In today’s complex economy, workers increasingly need training beyond high school to land good-paying jobs. Some workers get these skills right after high school, while others need some time to figure out which career path is right for them. Others might make a career change later in life in order to provide a better life for their children.
Whatever one’s path, the California Community Colleges system offers hands-on career education programs to help people get the right skills to land a good job.
“Not everyone reaches their career goals via the same path,” said California Community Colleges Chancellor Eloy Ortiz Oakley. “Our students come from all walks of life and backgrounds, and our system prides itself on being one of access and inclusion for all Californians.”
The California Community Colleges system has launched a statewide effort to help students achieve their career goals. With its Career Education Campaign, the California Community Colleges system aims to educate all Californians, including Blacks and Latinos, about the career training programs available through California’s community colleges.
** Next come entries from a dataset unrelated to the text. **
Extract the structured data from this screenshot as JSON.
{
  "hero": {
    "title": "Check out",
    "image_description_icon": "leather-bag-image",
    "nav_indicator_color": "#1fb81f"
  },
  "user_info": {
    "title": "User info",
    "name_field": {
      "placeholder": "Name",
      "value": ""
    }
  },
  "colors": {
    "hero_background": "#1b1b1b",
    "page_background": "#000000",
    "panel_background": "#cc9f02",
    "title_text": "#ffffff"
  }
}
Chancellor Oakley’s office is actively working to increase Black student enrollment in its career education programs. The California Community Colleges system is bringing its Career Education campaign to black students throughout the state. The chancellor has also appointed a statewide Black Advisory Panel that is helping raise awareness about career education among prospective students and making recommendations on how to help them successfully complete their programs.
Cassandra H.B. Jennings, CEO of the Greater Sacramento Urban League, serves as co-chair of the Black Advisory Panel.
“Quality career training is a great way for people to boost their life-long earning potential and find meaningful careers,” said Ms. Jennings. “The California Community Colleges system is working hard to educate potential black students about its many hands-on career training programs.”
The California Community Colleges system operates 114 campuses throughout the state – offering many ways for students to achieve their education and career goals. Students in communities across California are pursuing certificates, degrees, and acquiring basic reading and math skills to prepare for careers. Career training programs are taught by instructors with industry experience, and students get the hands-on training needed to land good-paying jobs.
Today, in community college classrooms around the state, students are studying to become technicians, electricians, biotech workers, graphic designers, welders, computer programmers and more.
California’s community colleges work with local communities, and local businesses leaders, to decide which career training programs are most needed. This means students graduate with skills that local businesses want. Community colleges up and down the state focus their programs on industries that are most active in that region, whether it be agriculture, biotech, healthcare or manufacturing.
Community college is a smart investment. On average, a career education graduate from a California community college boosts their income by 34 percent.
Financial aid is available year-round to cover the cost of fees, books, supplies and sometimes even help with the rent. Many financial aid options exist for California community college students, including federal grants, state grants, local College Promise partnerships and the California College Promise Grant (formally the Board of Governor’s Fee Waiver).
“Our doors are open to all students,” said Chancellor Oakley. “California’s community colleges stand for affordability, inclusion and access for all students – no matter their income level, background, age, ethnicity, or even immigration status.”
For more information about career education programs at California’s community colleges visit CaliforniaCareerEducation.com.
For a comprehensive list of different types of financial aid available to students enrolled in a California community college, visit icanaffordcollege.com.